* _Records drawn from a dataset_

____________

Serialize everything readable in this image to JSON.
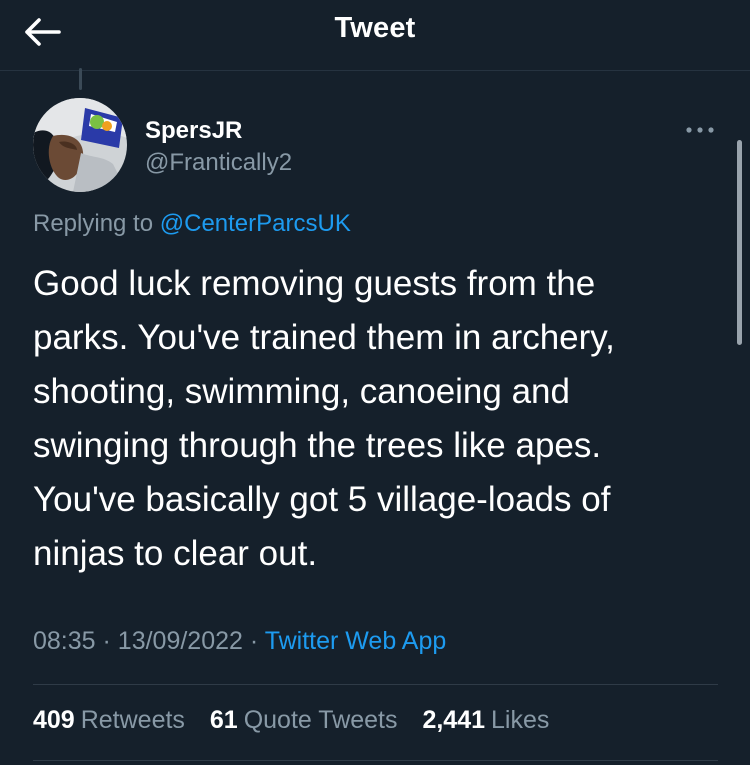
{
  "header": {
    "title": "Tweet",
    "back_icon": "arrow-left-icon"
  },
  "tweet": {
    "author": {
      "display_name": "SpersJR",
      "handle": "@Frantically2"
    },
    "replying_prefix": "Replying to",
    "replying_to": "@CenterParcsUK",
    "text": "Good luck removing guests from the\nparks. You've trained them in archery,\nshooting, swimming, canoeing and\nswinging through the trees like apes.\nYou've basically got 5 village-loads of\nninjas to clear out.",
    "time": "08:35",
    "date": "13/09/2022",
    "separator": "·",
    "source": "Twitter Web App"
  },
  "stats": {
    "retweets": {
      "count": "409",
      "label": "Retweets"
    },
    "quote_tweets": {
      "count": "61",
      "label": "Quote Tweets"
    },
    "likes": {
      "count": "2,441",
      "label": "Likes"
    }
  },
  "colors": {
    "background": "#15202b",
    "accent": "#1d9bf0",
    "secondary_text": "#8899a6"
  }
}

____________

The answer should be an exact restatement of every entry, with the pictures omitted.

* _RESULT OF THIS TASK_
Serialize everything readable in this image to JSON.
{
  "header": {
    "title": "Tweet",
    "back_icon": "arrow-left-icon"
  },
  "tweet": {
    "author": {
      "display_name": "SpersJR",
      "handle": "@Frantically2"
    },
    "replying_prefix": "Replying to",
    "replying_to": "@CenterParcsUK",
    "text": "Good luck removing guests from the\nparks. You've trained them in archery,\nshooting, swimming, canoeing and\nswinging through the trees like apes.\nYou've basically got 5 village-loads of\nninjas to clear out.",
    "time": "08:35",
    "date": "13/09/2022",
    "separator": "·",
    "source": "Twitter Web App"
  },
  "stats": {
    "retweets": {
      "count": "409",
      "label": "Retweets"
    },
    "quote_tweets": {
      "count": "61",
      "label": "Quote Tweets"
    },
    "likes": {
      "count": "2,441",
      "label": "Likes"
    }
  },
  "colors": {
    "background": "#15202b",
    "accent": "#1d9bf0",
    "secondary_text": "#8899a6"
  }
}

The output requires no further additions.